One afternoon recently I dropped by at the kitchen, situated in a brownstone within a block of the Country Host foodstore, where I found Mrs. Deme and her son Peter hard at work. They were making 1,000 scones and 1,000 crumpets to supply a large (and fortunate, I thought) breakfast gathering. Each crumpet and scone, I observed, was being made precisely as if it had been part of the household fare. The ingredients were the same, and they were each cut by hand, as if one of a batch of a half-dozen or dropped with similar care into aliminium rings on top of a griddle. Gradually, as we talked, the piles of scones and crumpets grew higher, while during an interlude a large bowl of chocolate mousse was whipped up.
I asked Mrs. Deme why in her book she appeared to conceal so modestly the location of the Country Host foodstore and to refrain from a description of its delights. "I suppose it is the english in me," she said. "We English are not very good at putting the background into the foreground," I recalled to myself how I had asked her, on a previous occasion, whether she had not been thrilled by a glowing account of the Country Host in The New Yorker.m "Well, I am not so sure," she said then. "They say my rice pudding is "Bland."m And then she went on to explain how she made rice pudding as her grandmother had taught her, proceeding to list for me the precise ingredients that went into it. So much for the The New Yorkerm and all its publicity!
"My song," says Mrs. Deme, "should be 'Come day, go day, God send the weekend." On the weekends, with her family of two sons and grandchildren, she takes the truck out to a farm in Cheshire, a New England town with the same name as that in which she was born and brought up in the old country. Here the family works in the garden, picks vegetables and berries and, at mealtime, partakes of the fruits of their labors. "With the colorful ham and fresh green salads, the rosy tomatotoes, the raisin-studded scones, the black bread, a bowl of apples and some wildflowers serving as centerpieces, my old oak dining table seems to glow with contentment."

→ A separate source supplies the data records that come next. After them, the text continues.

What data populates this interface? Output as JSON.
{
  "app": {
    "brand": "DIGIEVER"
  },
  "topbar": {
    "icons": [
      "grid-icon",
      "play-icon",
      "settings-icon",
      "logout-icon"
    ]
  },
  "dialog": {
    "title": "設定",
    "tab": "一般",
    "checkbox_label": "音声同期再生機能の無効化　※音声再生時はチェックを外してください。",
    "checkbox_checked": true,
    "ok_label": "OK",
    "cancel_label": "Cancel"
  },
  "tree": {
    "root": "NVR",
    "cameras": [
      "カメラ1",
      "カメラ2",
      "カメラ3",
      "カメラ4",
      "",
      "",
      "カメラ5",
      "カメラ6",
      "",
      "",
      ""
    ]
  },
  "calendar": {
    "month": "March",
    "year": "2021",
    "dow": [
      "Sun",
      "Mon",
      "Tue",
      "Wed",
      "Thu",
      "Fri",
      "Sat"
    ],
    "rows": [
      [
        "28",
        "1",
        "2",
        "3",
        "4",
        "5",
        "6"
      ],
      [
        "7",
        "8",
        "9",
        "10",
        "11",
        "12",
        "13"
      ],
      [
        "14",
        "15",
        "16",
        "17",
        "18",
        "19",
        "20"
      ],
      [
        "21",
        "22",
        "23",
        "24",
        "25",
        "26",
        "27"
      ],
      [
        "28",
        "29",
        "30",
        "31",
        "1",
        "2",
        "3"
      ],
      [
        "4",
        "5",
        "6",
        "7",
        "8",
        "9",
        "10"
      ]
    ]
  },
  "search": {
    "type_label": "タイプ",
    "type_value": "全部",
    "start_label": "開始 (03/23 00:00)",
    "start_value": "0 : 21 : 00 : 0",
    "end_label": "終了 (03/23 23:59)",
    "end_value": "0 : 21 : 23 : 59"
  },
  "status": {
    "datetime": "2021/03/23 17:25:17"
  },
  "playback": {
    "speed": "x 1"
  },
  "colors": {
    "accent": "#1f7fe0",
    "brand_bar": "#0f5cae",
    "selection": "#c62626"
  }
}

Contentment, too, seemed to lie upon the New York kitchen as I left: the gleaming pots, teh bright steel shelves, the countertops ladened with foods ready to be baked. And over all lay the spell cast by a quiet-speaking lady in white who, though a sorceress, was proud simply to be called a cook.